● DIRECTIONS:
Word for word, copy all the data and drop the pictures.

(Dataset rows for apps and sites)
━━━━━━━━━━━━━━━━━━━━

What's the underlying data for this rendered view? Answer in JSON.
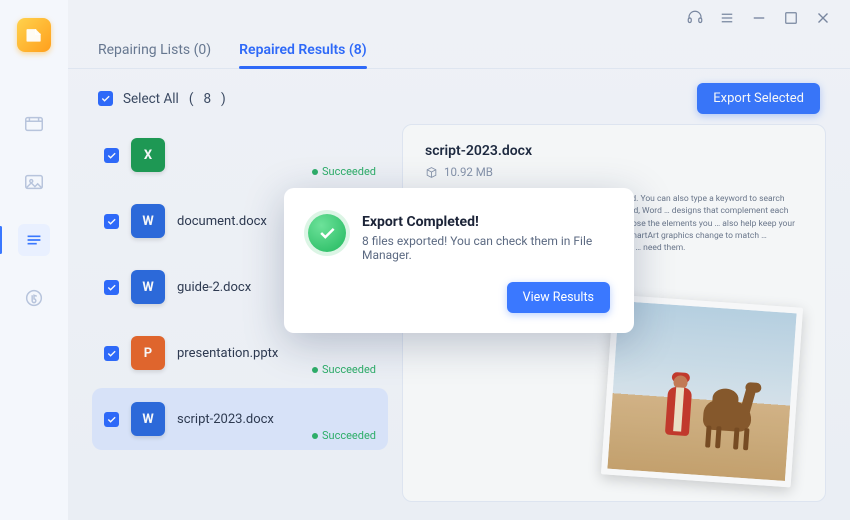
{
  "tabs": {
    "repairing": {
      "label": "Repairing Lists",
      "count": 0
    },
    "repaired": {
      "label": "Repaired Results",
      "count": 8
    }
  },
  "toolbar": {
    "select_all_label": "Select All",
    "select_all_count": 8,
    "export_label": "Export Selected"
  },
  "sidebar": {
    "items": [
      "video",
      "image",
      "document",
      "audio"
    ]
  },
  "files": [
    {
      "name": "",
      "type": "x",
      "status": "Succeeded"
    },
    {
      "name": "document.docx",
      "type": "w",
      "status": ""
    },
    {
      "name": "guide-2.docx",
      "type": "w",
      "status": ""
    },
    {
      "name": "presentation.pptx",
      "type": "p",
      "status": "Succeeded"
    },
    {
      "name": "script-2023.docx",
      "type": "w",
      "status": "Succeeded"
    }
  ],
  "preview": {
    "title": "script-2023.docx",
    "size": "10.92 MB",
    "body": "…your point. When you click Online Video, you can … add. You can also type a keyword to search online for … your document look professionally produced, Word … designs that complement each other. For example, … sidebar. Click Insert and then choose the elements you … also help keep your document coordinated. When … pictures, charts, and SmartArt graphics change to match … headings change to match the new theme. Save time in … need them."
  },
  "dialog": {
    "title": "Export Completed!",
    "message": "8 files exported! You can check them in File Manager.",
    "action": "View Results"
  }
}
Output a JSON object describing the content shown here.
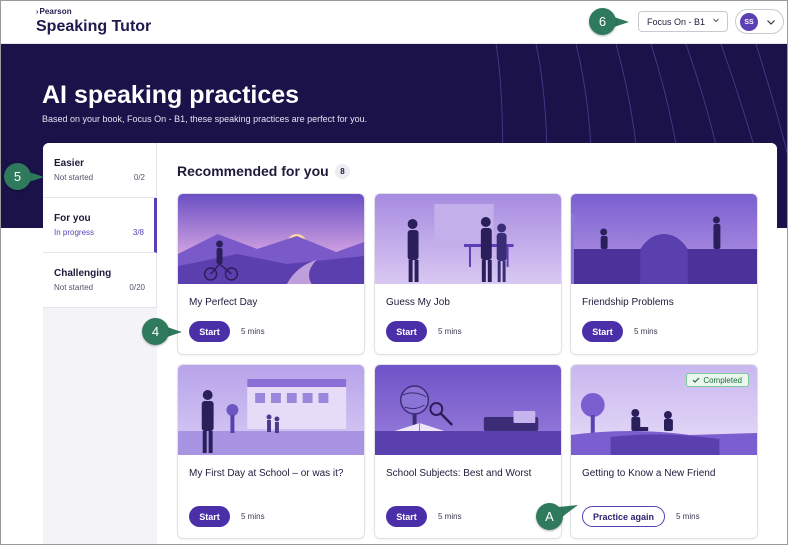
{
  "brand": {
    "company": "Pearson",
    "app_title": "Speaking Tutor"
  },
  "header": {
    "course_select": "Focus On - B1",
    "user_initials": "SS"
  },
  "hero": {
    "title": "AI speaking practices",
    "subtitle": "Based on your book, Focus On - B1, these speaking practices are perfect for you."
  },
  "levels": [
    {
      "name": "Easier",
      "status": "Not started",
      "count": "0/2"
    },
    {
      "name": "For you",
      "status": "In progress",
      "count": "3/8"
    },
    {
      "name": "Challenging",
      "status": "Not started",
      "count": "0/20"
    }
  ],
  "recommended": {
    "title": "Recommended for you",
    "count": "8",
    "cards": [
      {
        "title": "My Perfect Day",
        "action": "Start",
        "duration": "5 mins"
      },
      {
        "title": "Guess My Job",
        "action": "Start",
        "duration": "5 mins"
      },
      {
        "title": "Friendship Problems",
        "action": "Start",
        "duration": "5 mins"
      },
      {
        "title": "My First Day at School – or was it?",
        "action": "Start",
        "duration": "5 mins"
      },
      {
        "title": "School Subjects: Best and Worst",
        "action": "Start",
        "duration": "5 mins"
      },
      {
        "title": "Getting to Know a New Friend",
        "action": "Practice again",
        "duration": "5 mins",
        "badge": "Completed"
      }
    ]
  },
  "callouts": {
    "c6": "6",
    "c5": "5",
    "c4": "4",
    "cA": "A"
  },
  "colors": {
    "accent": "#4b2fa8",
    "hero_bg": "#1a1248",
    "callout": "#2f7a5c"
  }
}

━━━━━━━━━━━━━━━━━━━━

● TASK SOLUTION:
What's the underlying data for this rendered view? Answer in JSON.
{
  "tabs": {
    "repairing": {
      "label": "Repairing Lists",
      "count": 0
    },
    "repaired": {
      "label": "Repaired Results",
      "count": 8
    }
  },
  "toolbar": {
    "select_all_label": "Select All",
    "select_all_count": 8,
    "export_label": "Export Selected"
  },
  "sidebar": {
    "items": [
      "video",
      "image",
      "document",
      "audio"
    ]
  },
  "files": [
    {
      "name": "",
      "type": "x",
      "status": "Succeeded"
    },
    {
      "name": "document.docx",
      "type": "w",
      "status": ""
    },
    {
      "name": "guide-2.docx",
      "type": "w",
      "status": ""
    },
    {
      "name": "presentation.pptx",
      "type": "p",
      "status": "Succeeded"
    },
    {
      "name": "script-2023.docx",
      "type": "w",
      "status": "Succeeded"
    }
  ],
  "preview": {
    "title": "script-2023.docx",
    "size": "10.92 MB",
    "body": "…your point. When you click Online Video, you can … add. You can also type a keyword to search online for … your document look professionally produced, Word … designs that complement each other. For example, … sidebar. Click Insert and then choose the elements you … also help keep your document coordinated. When … pictures, charts, and SmartArt graphics change to match … headings change to match the new theme. Save time in … need them."
  },
  "dialog": {
    "title": "Export Completed!",
    "message": "8 files exported! You can check them in File Manager.",
    "action": "View Results"
  }
}
Output a JSON object describing the content shown here.
{
  "brand": {
    "company": "Pearson",
    "app_title": "Speaking Tutor"
  },
  "header": {
    "course_select": "Focus On - B1",
    "user_initials": "SS"
  },
  "hero": {
    "title": "AI speaking practices",
    "subtitle": "Based on your book, Focus On - B1, these speaking practices are perfect for you."
  },
  "levels": [
    {
      "name": "Easier",
      "status": "Not started",
      "count": "0/2"
    },
    {
      "name": "For you",
      "status": "In progress",
      "count": "3/8"
    },
    {
      "name": "Challenging",
      "status": "Not started",
      "count": "0/20"
    }
  ],
  "recommended": {
    "title": "Recommended for you",
    "count": "8",
    "cards": [
      {
        "title": "My Perfect Day",
        "action": "Start",
        "duration": "5 mins"
      },
      {
        "title": "Guess My Job",
        "action": "Start",
        "duration": "5 mins"
      },
      {
        "title": "Friendship Problems",
        "action": "Start",
        "duration": "5 mins"
      },
      {
        "title": "My First Day at School – or was it?",
        "action": "Start",
        "duration": "5 mins"
      },
      {
        "title": "School Subjects: Best and Worst",
        "action": "Start",
        "duration": "5 mins"
      },
      {
        "title": "Getting to Know a New Friend",
        "action": "Practice again",
        "duration": "5 mins",
        "badge": "Completed"
      }
    ]
  },
  "callouts": {
    "c6": "6",
    "c5": "5",
    "c4": "4",
    "cA": "A"
  },
  "colors": {
    "accent": "#4b2fa8",
    "hero_bg": "#1a1248",
    "callout": "#2f7a5c"
  }
}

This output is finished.